    “Music is something you can always understand,” said Louisa. “Even if something is different, it doesn’t have to be bad. I think different is good. Different brings variety, and variety means more experiences. Experience makes you wiser.”

    “We’re all going to have great stories to tell,” she said. “Kids are asking about our schools, what’s different. So it’s not just that we learn about the culture here, we can teach about our culture. It’s not a one-way thing. It’s an exchange.”

    During the parade, Louisa proudly displayed her musical progress, describing a team effort, while Yoon Chan said of the crowds: “I help them feel the beat. Cymbals are high frequency, so it makes the music louder, deeper — it gives it more room.”

    Nattasitth says he appreciated the cheering and shouting: “It made me want to play more. They’re having fun, and that’s good.”

    After an evaluation against other area high school marching bands of similar sizes, Sand Creek High School earned first place during the Veterans Day parade. The band returns to Tejon Street in December for the Festival of Lights parade.

    For Nattasitth, the festival may be the first time he touches snow. But the idea of freezing temperatures doesn’t distract him from wanting to support his hosts through music.

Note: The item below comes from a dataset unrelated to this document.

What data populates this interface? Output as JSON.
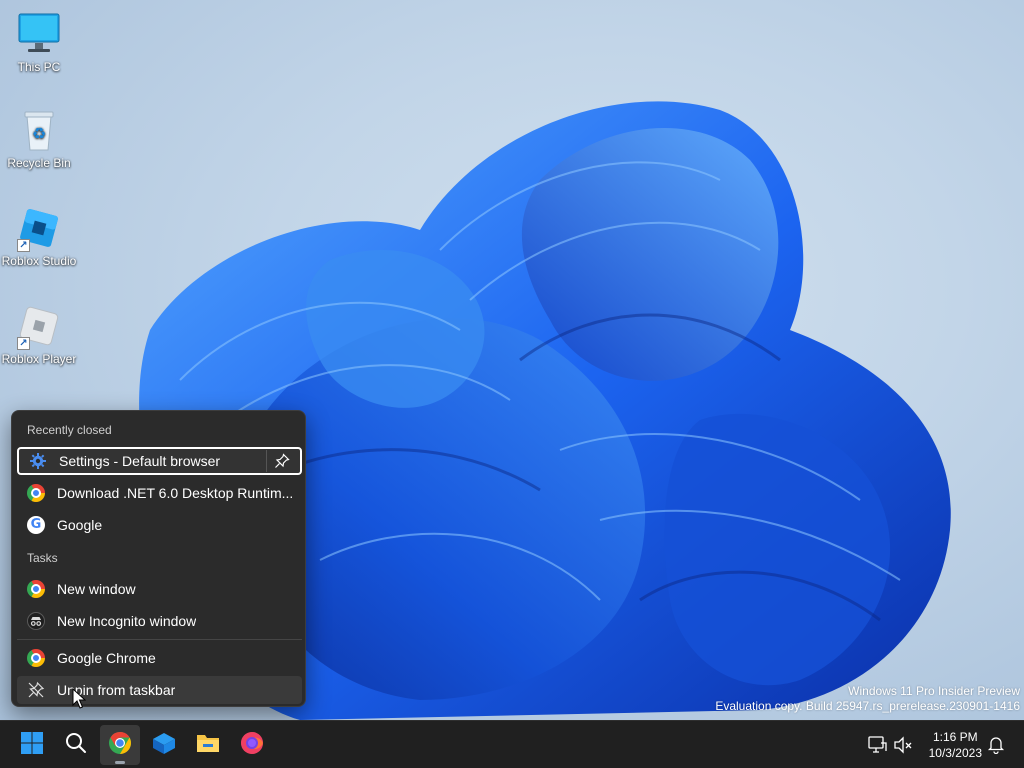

He feels part of Sand Creek High School because of music.

    “When I first came here, they said, ‘come and play with us’,” said Nattasitth. “Now they don’t have to say anything — I just walk in and play.”

    “I know I’m in a band when if I don’t play, you miss part of the music,” he said.

    “Everyone mixes together; we’re all needed to create harmony.”

    __
    Dustin Senger
    School District 49
    dsenger@d49.org
    Add your Story Add your Story